"A few consumers who both were issued outdated modems and paid for higher internet speeds will be eligible to receive approximately $180 in credit," according to a D.A.'s office statement. "Spectrum must automatically issue credits to all eligible consumers within 60 days."
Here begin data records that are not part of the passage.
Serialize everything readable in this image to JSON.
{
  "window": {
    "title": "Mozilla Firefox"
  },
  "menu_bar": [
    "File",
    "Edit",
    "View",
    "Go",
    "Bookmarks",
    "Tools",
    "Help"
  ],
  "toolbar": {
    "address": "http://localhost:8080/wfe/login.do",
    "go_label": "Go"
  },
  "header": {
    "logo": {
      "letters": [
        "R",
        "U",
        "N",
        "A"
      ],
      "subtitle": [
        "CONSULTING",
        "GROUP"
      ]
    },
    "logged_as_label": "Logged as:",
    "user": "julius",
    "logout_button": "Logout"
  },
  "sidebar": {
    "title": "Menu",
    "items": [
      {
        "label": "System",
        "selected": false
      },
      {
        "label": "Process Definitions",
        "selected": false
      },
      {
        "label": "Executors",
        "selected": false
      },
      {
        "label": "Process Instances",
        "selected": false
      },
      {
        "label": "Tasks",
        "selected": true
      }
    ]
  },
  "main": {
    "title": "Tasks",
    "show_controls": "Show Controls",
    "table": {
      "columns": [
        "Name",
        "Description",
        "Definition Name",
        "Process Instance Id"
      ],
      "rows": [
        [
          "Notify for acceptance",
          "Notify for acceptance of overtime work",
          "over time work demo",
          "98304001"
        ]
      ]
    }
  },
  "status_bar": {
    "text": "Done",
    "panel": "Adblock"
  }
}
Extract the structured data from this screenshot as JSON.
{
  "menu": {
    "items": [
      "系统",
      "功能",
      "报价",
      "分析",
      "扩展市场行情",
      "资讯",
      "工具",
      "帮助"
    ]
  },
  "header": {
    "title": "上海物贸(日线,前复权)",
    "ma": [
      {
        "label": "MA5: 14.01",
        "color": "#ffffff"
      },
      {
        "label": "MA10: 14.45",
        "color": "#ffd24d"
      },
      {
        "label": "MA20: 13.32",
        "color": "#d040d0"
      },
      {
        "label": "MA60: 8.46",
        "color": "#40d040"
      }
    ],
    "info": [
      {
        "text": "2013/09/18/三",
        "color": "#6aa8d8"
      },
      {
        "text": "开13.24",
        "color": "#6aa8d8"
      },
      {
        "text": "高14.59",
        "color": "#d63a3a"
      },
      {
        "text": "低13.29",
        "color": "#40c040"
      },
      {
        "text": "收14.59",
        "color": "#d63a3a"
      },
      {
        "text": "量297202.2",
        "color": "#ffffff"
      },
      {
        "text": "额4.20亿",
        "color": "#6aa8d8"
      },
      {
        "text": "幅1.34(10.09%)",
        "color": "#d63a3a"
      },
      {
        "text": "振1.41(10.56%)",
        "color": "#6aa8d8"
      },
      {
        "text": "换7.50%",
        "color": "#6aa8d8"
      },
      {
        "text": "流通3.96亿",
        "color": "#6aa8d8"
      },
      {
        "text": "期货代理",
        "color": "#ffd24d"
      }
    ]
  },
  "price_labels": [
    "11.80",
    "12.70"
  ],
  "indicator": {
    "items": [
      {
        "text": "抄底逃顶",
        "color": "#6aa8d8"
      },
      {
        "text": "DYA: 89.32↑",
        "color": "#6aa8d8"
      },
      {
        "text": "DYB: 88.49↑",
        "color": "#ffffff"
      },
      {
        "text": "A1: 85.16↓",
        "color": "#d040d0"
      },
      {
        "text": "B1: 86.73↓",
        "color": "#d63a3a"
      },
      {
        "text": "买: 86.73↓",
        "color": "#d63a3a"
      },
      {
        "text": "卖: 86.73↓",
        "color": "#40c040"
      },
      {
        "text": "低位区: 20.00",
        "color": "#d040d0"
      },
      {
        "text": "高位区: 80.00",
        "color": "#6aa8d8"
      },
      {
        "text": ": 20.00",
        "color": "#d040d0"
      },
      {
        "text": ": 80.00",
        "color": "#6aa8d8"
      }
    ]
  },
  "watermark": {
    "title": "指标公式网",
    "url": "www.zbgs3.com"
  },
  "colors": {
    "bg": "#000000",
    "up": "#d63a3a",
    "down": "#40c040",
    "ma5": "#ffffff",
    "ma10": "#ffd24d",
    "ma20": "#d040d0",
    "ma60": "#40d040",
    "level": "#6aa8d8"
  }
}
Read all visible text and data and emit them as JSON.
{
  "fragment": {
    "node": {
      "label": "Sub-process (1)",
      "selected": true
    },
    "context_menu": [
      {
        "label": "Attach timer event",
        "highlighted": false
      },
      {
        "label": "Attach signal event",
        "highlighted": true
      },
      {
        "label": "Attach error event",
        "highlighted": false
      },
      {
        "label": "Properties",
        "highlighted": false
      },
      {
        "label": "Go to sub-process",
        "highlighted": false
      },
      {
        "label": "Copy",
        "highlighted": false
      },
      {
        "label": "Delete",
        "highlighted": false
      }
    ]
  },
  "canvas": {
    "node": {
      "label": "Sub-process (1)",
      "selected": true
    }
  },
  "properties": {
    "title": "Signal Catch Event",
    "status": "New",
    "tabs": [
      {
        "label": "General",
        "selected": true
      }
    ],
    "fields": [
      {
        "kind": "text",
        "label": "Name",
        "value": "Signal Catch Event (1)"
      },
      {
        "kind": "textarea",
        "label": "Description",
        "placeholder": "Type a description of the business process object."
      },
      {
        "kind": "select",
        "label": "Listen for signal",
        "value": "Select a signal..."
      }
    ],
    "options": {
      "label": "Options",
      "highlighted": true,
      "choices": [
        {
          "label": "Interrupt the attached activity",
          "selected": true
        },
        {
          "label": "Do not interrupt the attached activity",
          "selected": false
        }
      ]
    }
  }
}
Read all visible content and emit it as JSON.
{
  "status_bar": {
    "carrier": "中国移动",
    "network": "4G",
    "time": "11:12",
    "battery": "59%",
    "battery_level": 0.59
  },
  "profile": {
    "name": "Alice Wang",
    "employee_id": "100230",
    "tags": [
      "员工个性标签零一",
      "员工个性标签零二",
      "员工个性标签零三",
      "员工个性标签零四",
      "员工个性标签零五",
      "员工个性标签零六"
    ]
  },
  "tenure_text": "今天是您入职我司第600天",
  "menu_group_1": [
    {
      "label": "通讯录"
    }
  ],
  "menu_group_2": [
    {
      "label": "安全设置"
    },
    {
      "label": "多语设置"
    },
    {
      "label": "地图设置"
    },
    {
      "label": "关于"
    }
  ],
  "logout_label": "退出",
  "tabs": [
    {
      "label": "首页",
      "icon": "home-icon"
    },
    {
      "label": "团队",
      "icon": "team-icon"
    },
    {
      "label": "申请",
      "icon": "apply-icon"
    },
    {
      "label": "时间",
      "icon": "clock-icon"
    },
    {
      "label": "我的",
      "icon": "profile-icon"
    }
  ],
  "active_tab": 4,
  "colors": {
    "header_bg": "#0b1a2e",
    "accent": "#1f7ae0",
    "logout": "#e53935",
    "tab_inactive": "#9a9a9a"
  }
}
About $1.9 million in litigation costs will be paid -- split evenly three ways -- to the prosecuting agencies under the settlement.